● **ABOUT THIS TASK**: Every line below that holds the string "Sore" should be copied out.

Data excerpts:
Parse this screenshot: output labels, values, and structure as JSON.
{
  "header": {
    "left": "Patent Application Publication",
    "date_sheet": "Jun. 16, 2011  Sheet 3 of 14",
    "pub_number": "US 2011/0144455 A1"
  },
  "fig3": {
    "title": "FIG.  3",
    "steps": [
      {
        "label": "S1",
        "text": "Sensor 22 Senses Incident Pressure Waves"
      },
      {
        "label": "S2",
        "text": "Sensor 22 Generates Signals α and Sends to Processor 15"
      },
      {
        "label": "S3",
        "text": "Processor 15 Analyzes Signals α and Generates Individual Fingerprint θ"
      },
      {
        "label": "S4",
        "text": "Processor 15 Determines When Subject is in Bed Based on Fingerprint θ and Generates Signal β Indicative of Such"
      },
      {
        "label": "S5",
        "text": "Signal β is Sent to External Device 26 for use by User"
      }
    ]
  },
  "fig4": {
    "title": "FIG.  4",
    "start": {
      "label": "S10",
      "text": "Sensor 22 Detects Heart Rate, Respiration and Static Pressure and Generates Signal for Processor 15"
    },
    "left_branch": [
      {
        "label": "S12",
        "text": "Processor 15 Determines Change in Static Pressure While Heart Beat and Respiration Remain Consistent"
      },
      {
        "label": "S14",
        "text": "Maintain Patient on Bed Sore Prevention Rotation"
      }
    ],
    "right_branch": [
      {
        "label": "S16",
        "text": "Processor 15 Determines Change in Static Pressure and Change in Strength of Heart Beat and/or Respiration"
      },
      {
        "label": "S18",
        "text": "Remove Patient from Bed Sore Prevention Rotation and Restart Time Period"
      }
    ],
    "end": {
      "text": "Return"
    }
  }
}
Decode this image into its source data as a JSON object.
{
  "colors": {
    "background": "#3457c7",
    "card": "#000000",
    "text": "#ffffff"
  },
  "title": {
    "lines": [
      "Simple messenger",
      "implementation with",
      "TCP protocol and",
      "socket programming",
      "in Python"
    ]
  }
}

● **WRITTEN ANSWER**:
        "text": "Maintain Patient on Bed Sore Prevention Rotation"
        "text": "Remove Patient from Bed Sore Prevention Rotation and Restart Time Period"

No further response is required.